Summer is youth librarians’ busiest (and most exciting) time of the year. We spend MONTHS planning for it, it happens, and then we start planning again. So how do we avoid getting summer burnout before the summer program even starts?
I have been focusing on summer nonstop for weeks. Of course, I have other things to be working on. Presentations to create, and committees to run, but summer programming absorbs most of my time (even my dreams). My brain is tired of planning and my hands are tired of cutting so here are some ways I have found work for me to avoid getting burned out before summer starts.
- Take walks! I am lucky enough to have my library sit on a gorgeous outdoor trail. When I desperately need a break, I can take a 15-minute walk on the trail and clear my head for a bit.

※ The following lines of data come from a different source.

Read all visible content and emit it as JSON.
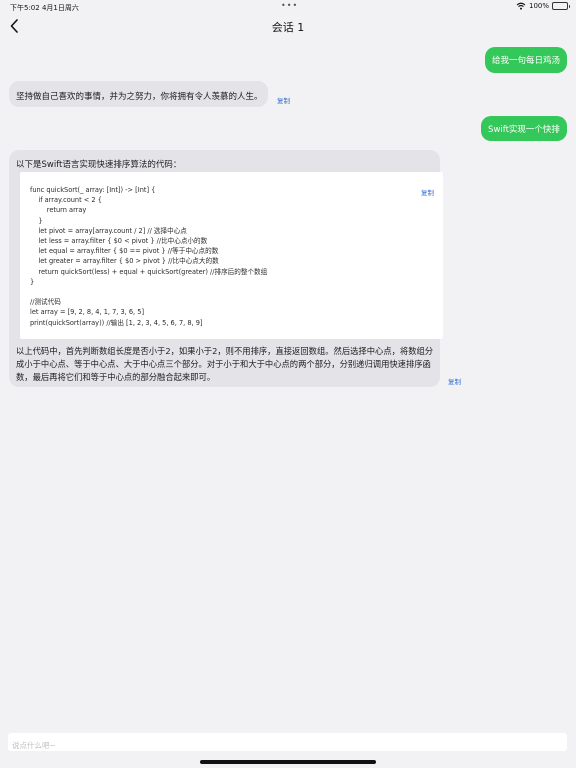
{
  "status_bar": {
    "time": "下午5:02   4月1日周六",
    "battery": "100%"
  },
  "nav": {
    "title": "会话 1"
  },
  "messages": {
    "m1": {
      "text": "给我一句每日鸡汤"
    },
    "m2": {
      "text": "坚持做自己喜欢的事情，并为之努力，你将拥有令人羡慕的人生。",
      "copy": "复制"
    },
    "m3": {
      "text": "Swift实现一个快排"
    },
    "m4": {
      "intro": "以下是Swift语言实现快速排序算法的代码：",
      "code_copy": "复制",
      "code": "func quickSort(_ array: [Int]) -> [Int] {\n    if array.count < 2 {\n        return array\n    }\n    let pivot = array[array.count / 2] // 选择中心点\n    let less = array.filter { $0 < pivot } //比中心点小的数\n    let equal = array.filter { $0 == pivot } //等于中心点的数\n    let greater = array.filter { $0 > pivot } //比中心点大的数\n    return quickSort(less) + equal + quickSort(greater) //排序后的整个数组\n}\n\n//测试代码\nlet array = [9, 2, 8, 4, 1, 7, 3, 6, 5]\nprint(quickSort(array)) //输出 [1, 2, 3, 4, 5, 6, 7, 8, 9]",
      "outro": "以上代码中，首先判断数组长度是否小于2，如果小于2，则不用排序，直接返回数组。然后选择中心点，将数组分成小于中心点、等于中心点、大于中心点三个部分。对于小于和大于中心点的两个部分，分别递归调用快速排序函数，最后再将它们和等于中心点的部分融合起来即可。",
      "copy": "复制"
    }
  },
  "input": {
    "placeholder": "说点什么吧~"
  },
  "colors": {
    "user_bubble": "#34c759",
    "bot_bubble": "#e4e4e8",
    "link": "#2f6fd8"
  },
  "icons": {
    "back": "chevron-left-icon",
    "wifi": "wifi-icon",
    "battery": "battery-icon"
  }
}
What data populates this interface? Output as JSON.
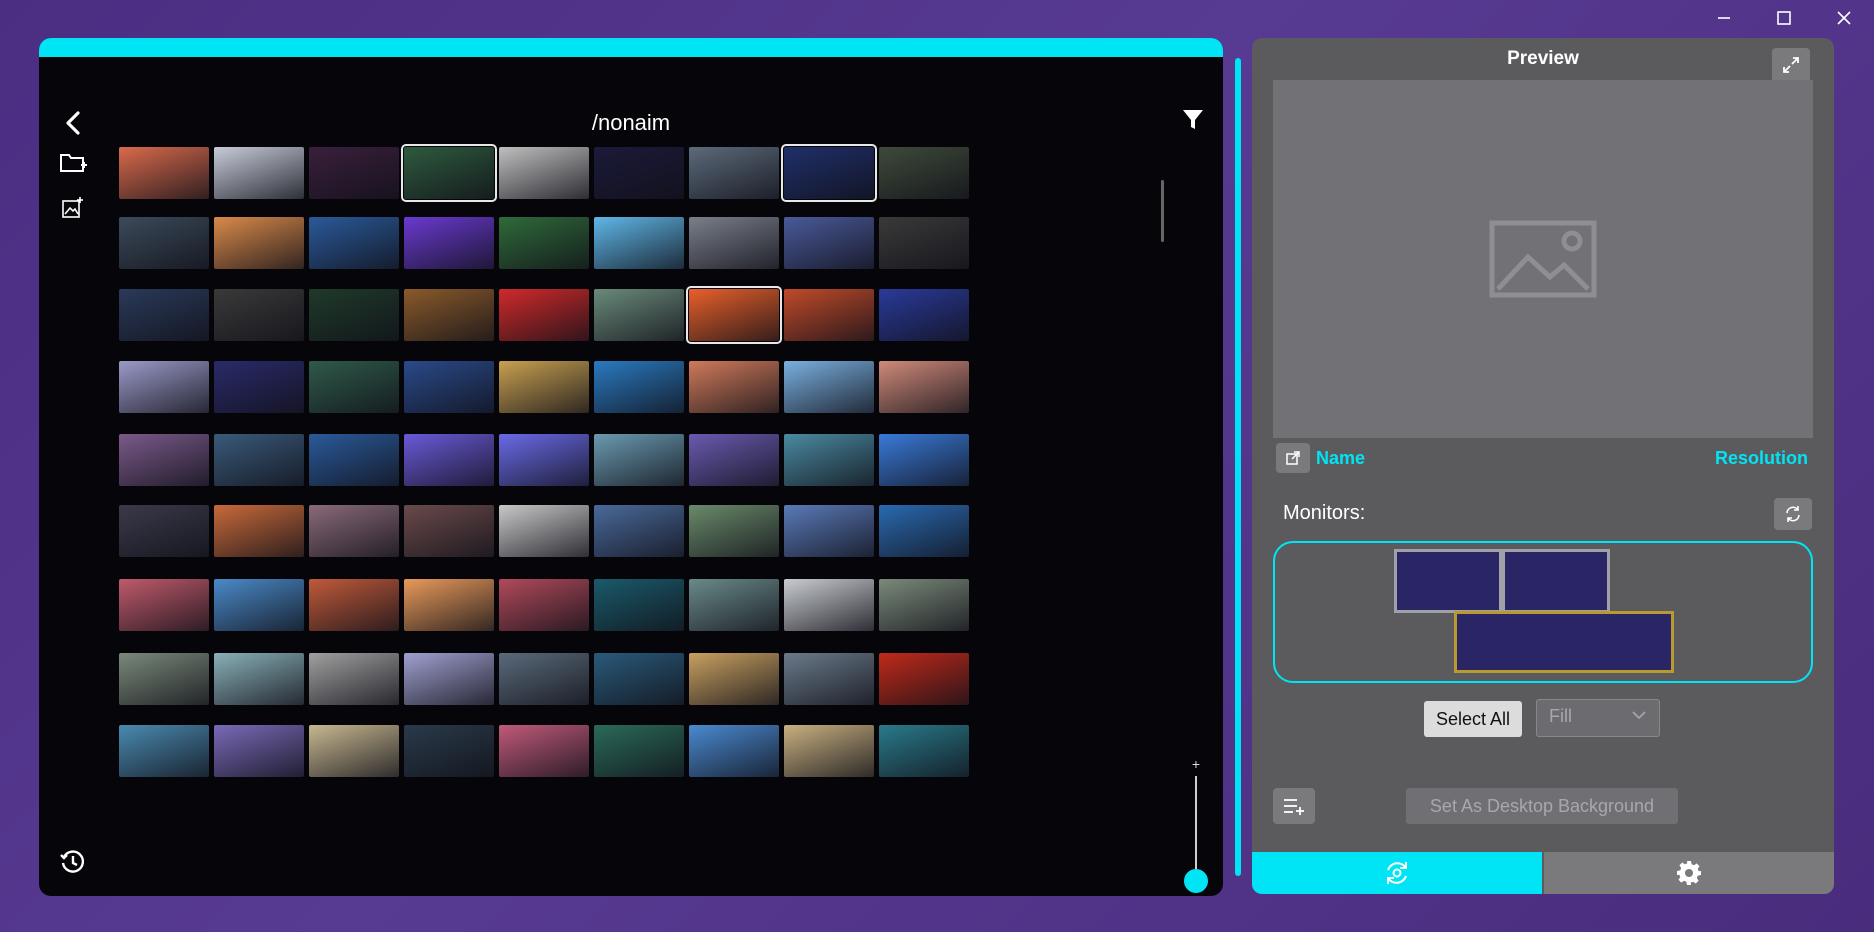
{
  "window_controls": {
    "minimize": "minimize-icon",
    "maximize": "maximize-icon",
    "close": "close-icon"
  },
  "browser": {
    "path": "/nonaim",
    "icons": {
      "back": "chevron-left-icon",
      "filter": "filter-icon",
      "new_folder": "folder-add-icon",
      "add_image": "image-add-icon",
      "history": "history-icon"
    },
    "zoom": {
      "plus": "+",
      "minus": "-",
      "level": 0.2
    },
    "thumbnails": [
      [
        "#d96a4c",
        "#c7ccd9",
        "#3a1f3c",
        "#2e5a3e",
        "#bfbfbf",
        "#1b1a3a",
        "#5c6a7a",
        "#1f2f6a",
        "#3e4a3a"
      ],
      [
        "#3b4a5a",
        "#d98a4a",
        "#2a5a9a",
        "#6a3ad0",
        "#2f6a3a",
        "#5fb7e8",
        "#7a7f8a",
        "#4a5a9a",
        "#3a3a3a"
      ],
      [
        "#2a3a5a",
        "#3a3a3a",
        "#1f3a2a",
        "#8a5a2a",
        "#d02a2a",
        "#6a8a7a",
        "#e8602a",
        "#c04a2a",
        "#2a3a9a"
      ],
      [
        "#9a9ac8",
        "#2a2a6a",
        "#2f5a4a",
        "#2a4a8a",
        "#c8a050",
        "#2a7ac0",
        "#d07a5a",
        "#7ab0e0",
        "#d08a7a"
      ],
      [
        "#7a5a8a",
        "#3a5a7a",
        "#2a5a9a",
        "#6a5ad8",
        "#6a6ae8",
        "#6a9ab0",
        "#6a5ab0",
        "#4a8aa0",
        "#3a7ad8"
      ],
      [
        "#3a3a4a",
        "#c86a3a",
        "#8a6a7a",
        "#6a4a4a",
        "#c8c8c8",
        "#4a6a9a",
        "#6a8a6a",
        "#5a7ab8",
        "#2a6ab0"
      ],
      [
        "#c05a6a",
        "#4a8ac8",
        "#c05a3a",
        "#e89a5a",
        "#b04a5a",
        "#1a5a6a",
        "#6a8a8a",
        "#c8ccd0",
        "#7a8a7a"
      ],
      [
        "#7a8a7a",
        "#8ab0b8",
        "#a0a0a0",
        "#a0a0d0",
        "#5a6a7a",
        "#2a5a7a",
        "#c8a060",
        "#6a7a8a",
        "#c02a1a"
      ],
      [
        "#4a8ab0",
        "#7a6ab8",
        "#c8b890",
        "#2a3a4a",
        "#c05a7a",
        "#2a6a5a",
        "#4a8ad0",
        "#c8b080",
        "#2a7a8a"
      ]
    ]
  },
  "preview": {
    "title": "Preview",
    "name_label": "Name",
    "resolution_label": "Resolution",
    "monitors_label": "Monitors:",
    "select_all_label": "Select All",
    "fill_mode": "Fill",
    "set_bg_label": "Set As Desktop Background",
    "icons": {
      "expand": "expand-icon",
      "open": "external-link-icon",
      "refresh": "refresh-icon",
      "queue": "queue-add-icon",
      "placeholder": "image-placeholder-icon"
    }
  },
  "tabs": {
    "left_icon": "wallpaper-sync-icon",
    "right_icon": "settings-gear-icon"
  }
}
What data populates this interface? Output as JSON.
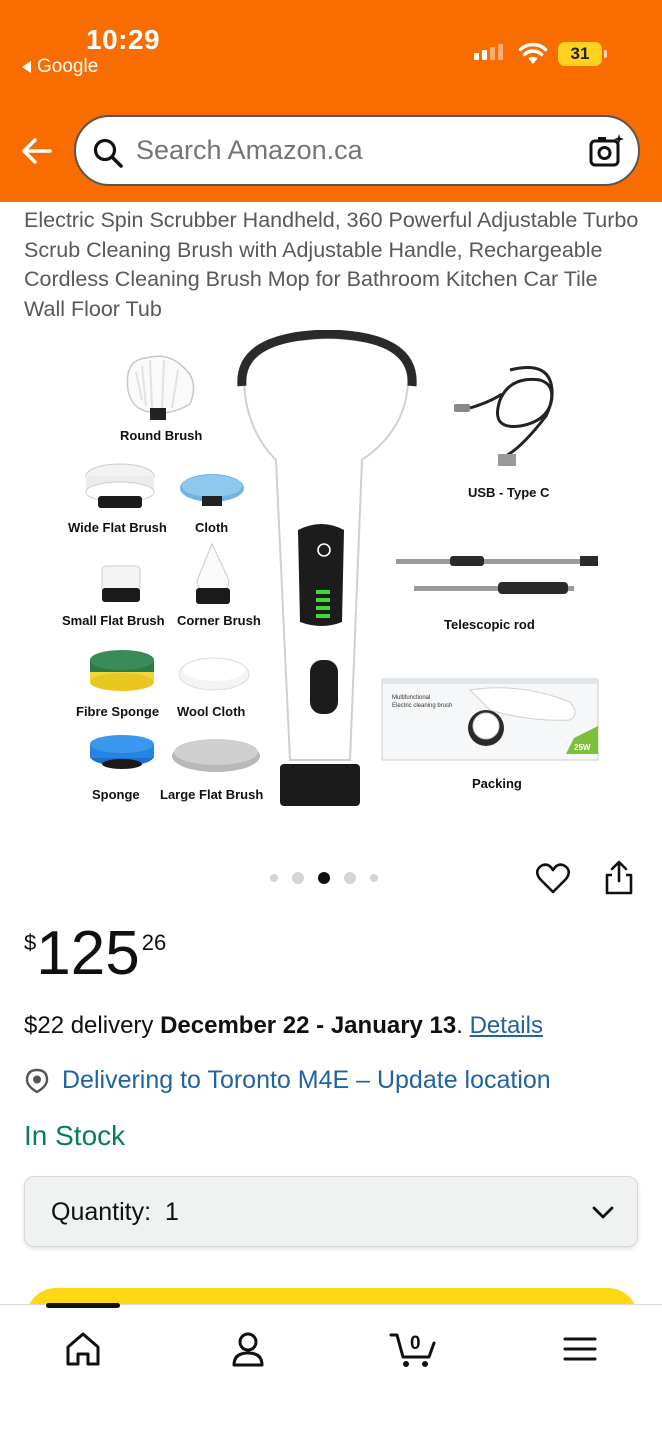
{
  "status_bar": {
    "time": "10:29",
    "back_app": "Google",
    "battery": "31"
  },
  "search": {
    "placeholder": "Search Amazon.ca"
  },
  "product": {
    "title": "Electric Spin Scrubber Handheld, 360 Powerful Adjustable Turbo Scrub Cleaning Brush with Adjustable Handle, Rechargeable Cordless Cleaning Brush Mop for Bathroom Kitchen Car Tile Wall Floor Tub",
    "image": {
      "accessory_labels": {
        "round_brush": "Round Brush",
        "wide_flat_brush": "Wide Flat Brush",
        "cloth": "Cloth",
        "small_flat_brush": "Small Flat Brush",
        "corner_brush": "Corner Brush",
        "fibre_sponge": "Fibre Sponge",
        "wool_cloth": "Wool Cloth",
        "sponge": "Sponge",
        "large_flat_brush": "Large Flat Brush",
        "usb": "USB - Type C",
        "telescopic_rod": "Telescopic rod",
        "packing": "Packing"
      },
      "box_text": [
        "Multifunctional",
        "Electric cleaning brush"
      ],
      "box_badge": "25W"
    },
    "carousel": {
      "count": 5,
      "active_index": 2
    }
  },
  "price": {
    "symbol": "$",
    "whole": "125",
    "fraction": "26"
  },
  "delivery": {
    "prefix": "$22 delivery ",
    "dates": "December 22 - January 13",
    "suffix": ". ",
    "details_link": "Details"
  },
  "location": {
    "text": "Delivering to Toronto M4E – Update location"
  },
  "stock": {
    "status": "In Stock"
  },
  "quantity": {
    "label": "Quantity:",
    "value": "1"
  },
  "cart": {
    "count": "0"
  },
  "colors": {
    "header": "#f86c00",
    "link": "#2162a1",
    "in_stock": "#067d62",
    "buy_button": "#ffd814"
  }
}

- Switch tasks. If I get majorly sick of cutting (I even lost feeling in my thumb for two days straight-seriously, I didn’t know this job would involve so much cutting!), I switch to a different task like creating a graphic for the reading records. Youth librarians always have about a gazillion things to work on so switching it up throughout the day can be a lifesaver.
- COFFEE! Or whatever other beverage you drink if you aren’t addicted to coffee like I am.
- Nourishment. Healthy foods give you the energy to keep on going and keep your mind clear! Even treating yourself to an unhealthy snack now and again can motivate you to get even more done.
- From the advice that Elisabeth wrote on the ALSC blog a few years ago, ask for help. I was getting to the point where I had so much prep work to do I didn’t know if I would finish in time. My boss and I asked the clerks for help with some tasks and they CRUSHED IT! I was so thankful and all I had to do was ask for help.
- Finally, my personal favorite: make a list. I LOVE lists! Crossing off the items as you finish them is so satisfying. Put the lists in order of what needs to be done first and get started. Lists help you organize your thoughts and help you not forget anything.
Summer is a super busy time and people outside of the profession may not realize how tough summer prep is. What do you do to avoid burnout?